[Interface dataset entries]
Segment Open

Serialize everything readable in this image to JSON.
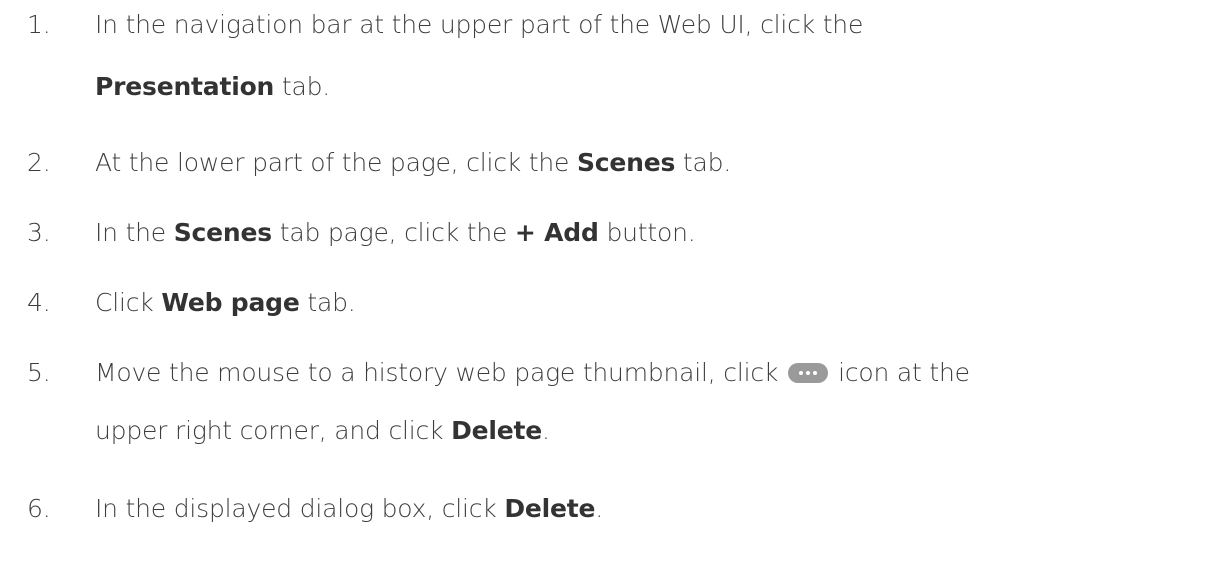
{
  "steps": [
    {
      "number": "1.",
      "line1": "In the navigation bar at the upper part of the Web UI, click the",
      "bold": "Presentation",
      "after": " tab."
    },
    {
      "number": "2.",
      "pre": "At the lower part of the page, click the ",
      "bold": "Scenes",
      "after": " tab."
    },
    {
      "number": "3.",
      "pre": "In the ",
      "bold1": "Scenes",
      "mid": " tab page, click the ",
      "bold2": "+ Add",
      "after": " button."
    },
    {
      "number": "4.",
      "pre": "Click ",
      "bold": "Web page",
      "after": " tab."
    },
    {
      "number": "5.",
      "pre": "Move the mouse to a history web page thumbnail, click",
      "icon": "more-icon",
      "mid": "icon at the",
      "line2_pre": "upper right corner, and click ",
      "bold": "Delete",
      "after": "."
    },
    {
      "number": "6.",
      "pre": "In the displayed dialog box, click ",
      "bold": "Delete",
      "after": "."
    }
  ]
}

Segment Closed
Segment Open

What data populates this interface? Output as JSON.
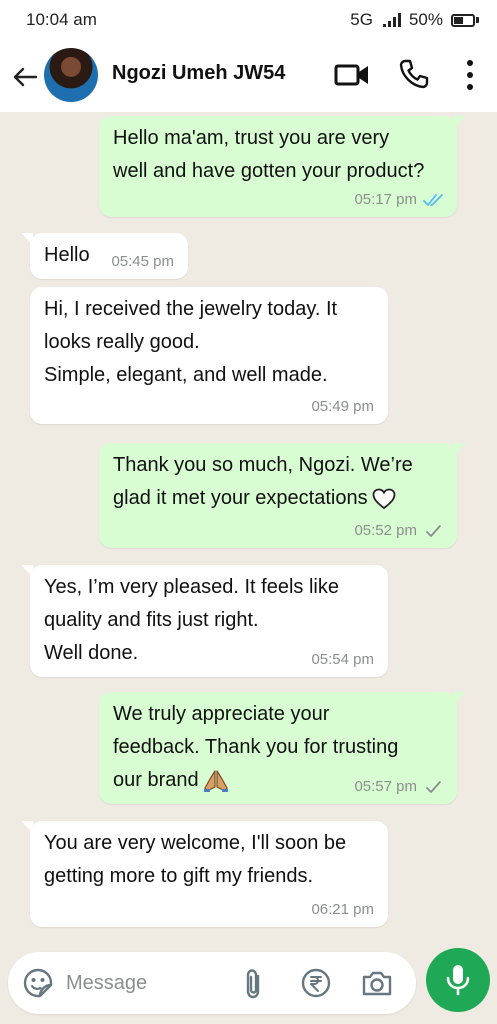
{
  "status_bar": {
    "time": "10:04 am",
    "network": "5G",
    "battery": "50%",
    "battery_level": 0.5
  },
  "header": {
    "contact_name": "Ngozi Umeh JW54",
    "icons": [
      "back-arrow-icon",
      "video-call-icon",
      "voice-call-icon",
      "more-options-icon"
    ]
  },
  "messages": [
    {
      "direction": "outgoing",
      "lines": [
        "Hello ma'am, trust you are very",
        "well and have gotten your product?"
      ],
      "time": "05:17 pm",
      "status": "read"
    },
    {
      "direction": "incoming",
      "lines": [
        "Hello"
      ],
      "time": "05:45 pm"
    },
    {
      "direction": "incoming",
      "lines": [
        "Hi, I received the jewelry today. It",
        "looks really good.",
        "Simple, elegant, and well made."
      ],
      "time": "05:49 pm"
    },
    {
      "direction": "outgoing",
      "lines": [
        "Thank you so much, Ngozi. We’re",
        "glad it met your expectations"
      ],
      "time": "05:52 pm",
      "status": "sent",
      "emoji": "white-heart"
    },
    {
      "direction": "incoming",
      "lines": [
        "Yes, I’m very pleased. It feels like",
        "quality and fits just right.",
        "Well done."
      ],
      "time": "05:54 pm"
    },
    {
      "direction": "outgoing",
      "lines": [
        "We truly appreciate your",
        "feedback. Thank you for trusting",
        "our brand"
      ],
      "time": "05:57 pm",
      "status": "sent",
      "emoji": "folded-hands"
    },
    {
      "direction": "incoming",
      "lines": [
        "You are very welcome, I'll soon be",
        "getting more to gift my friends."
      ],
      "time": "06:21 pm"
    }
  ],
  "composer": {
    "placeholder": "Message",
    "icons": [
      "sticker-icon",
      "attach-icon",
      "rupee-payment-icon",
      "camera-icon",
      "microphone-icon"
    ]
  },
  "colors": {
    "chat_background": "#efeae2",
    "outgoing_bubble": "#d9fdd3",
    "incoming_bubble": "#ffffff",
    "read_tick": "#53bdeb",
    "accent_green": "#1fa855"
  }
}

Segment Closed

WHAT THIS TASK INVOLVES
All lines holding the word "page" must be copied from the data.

ANSWER TO THIS EXERCISE
      "pre": "At the lower part of the page, click the ",
      "mid": " tab page, click the ",
      "bold": "Web page",
      "pre": "Move the mouse to a history web page thumbnail, click",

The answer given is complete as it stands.